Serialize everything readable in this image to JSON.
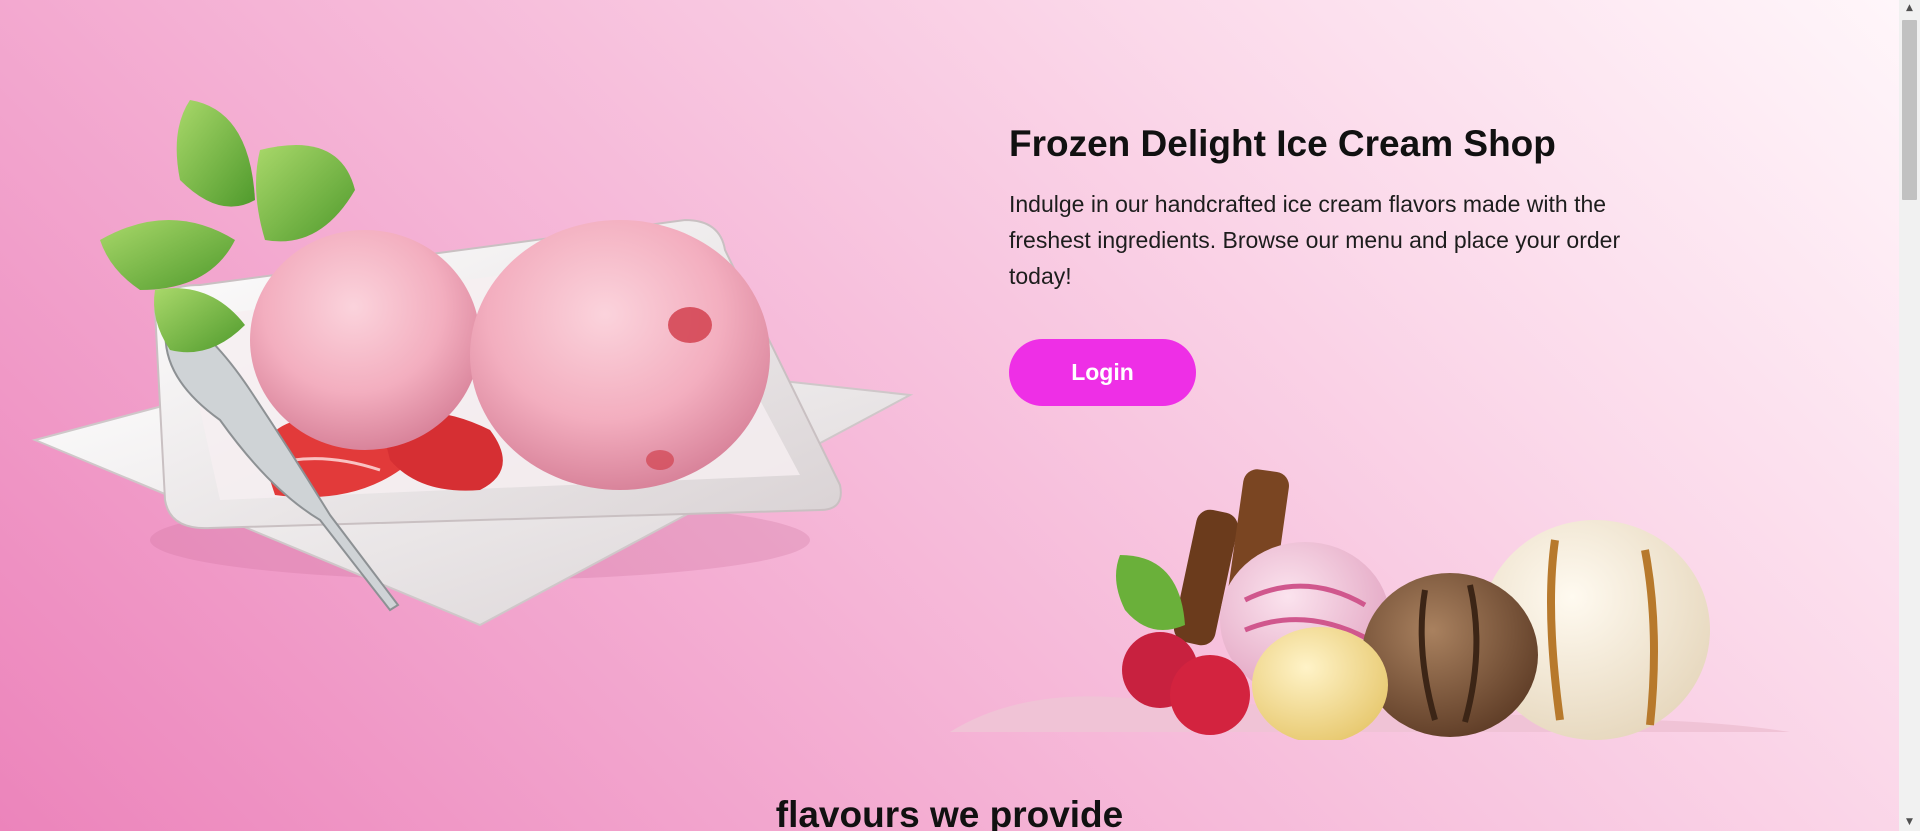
{
  "hero": {
    "title": "Frozen Delight Ice Cream Shop",
    "description": "Indulge in our handcrafted ice cream flavors made with the freshest ingredients. Browse our menu and place your order today!",
    "login_label": "Login"
  },
  "sections": {
    "flavours_heading": "flavours we provide"
  },
  "colors": {
    "accent": "#ee2fe6",
    "background_light": "#fff6fa",
    "background_dark": "#ec84bb"
  },
  "icons": {
    "scroll_up": "scroll-up-arrow-icon",
    "scroll_down": "scroll-down-arrow-icon"
  }
}
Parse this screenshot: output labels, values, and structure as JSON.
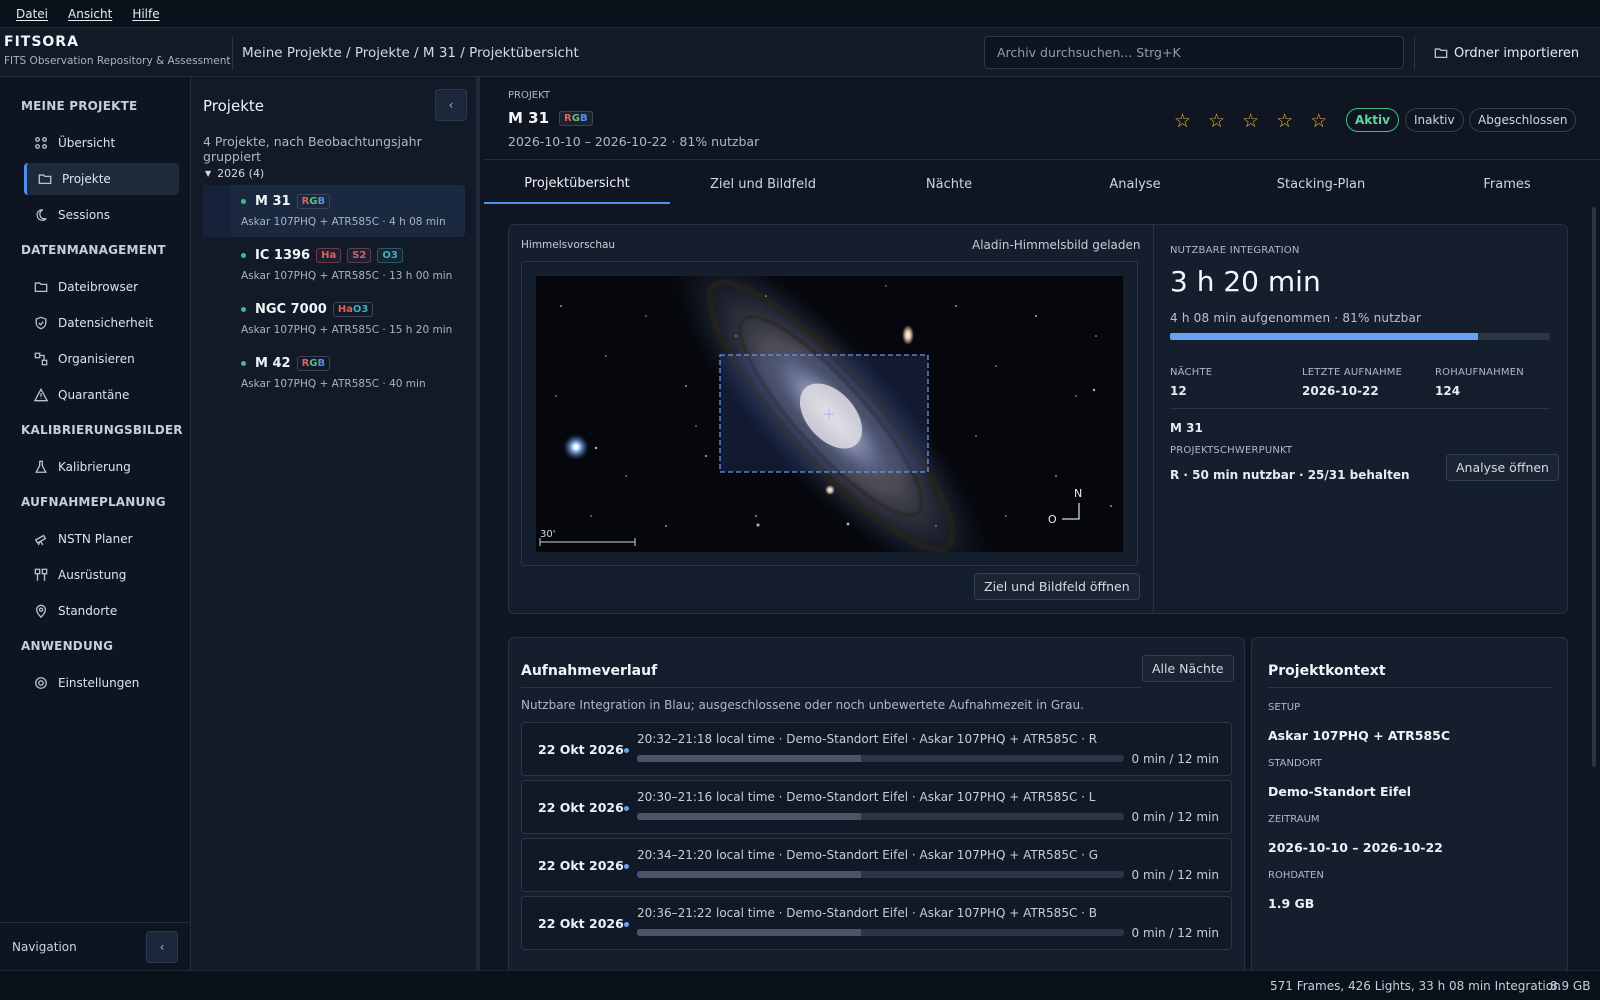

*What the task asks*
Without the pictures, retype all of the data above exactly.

*Reply*
Serialize everything readable in this image to JSON.
{
  "hero": {
    "title": "Frozen Delight Ice Cream Shop",
    "description": "Indulge in our handcrafted ice cream flavors made with the freshest ingredients. Browse our menu and place your order today!",
    "login_label": "Login"
  },
  "sections": {
    "flavours_heading": "flavours we provide"
  },
  "colors": {
    "accent": "#ee2fe6",
    "background_light": "#fff6fa",
    "background_dark": "#ec84bb"
  },
  "icons": {
    "scroll_up": "scroll-up-arrow-icon",
    "scroll_down": "scroll-down-arrow-icon"
  }
}
Parse this screenshot: output labels, values, and structure as JSON.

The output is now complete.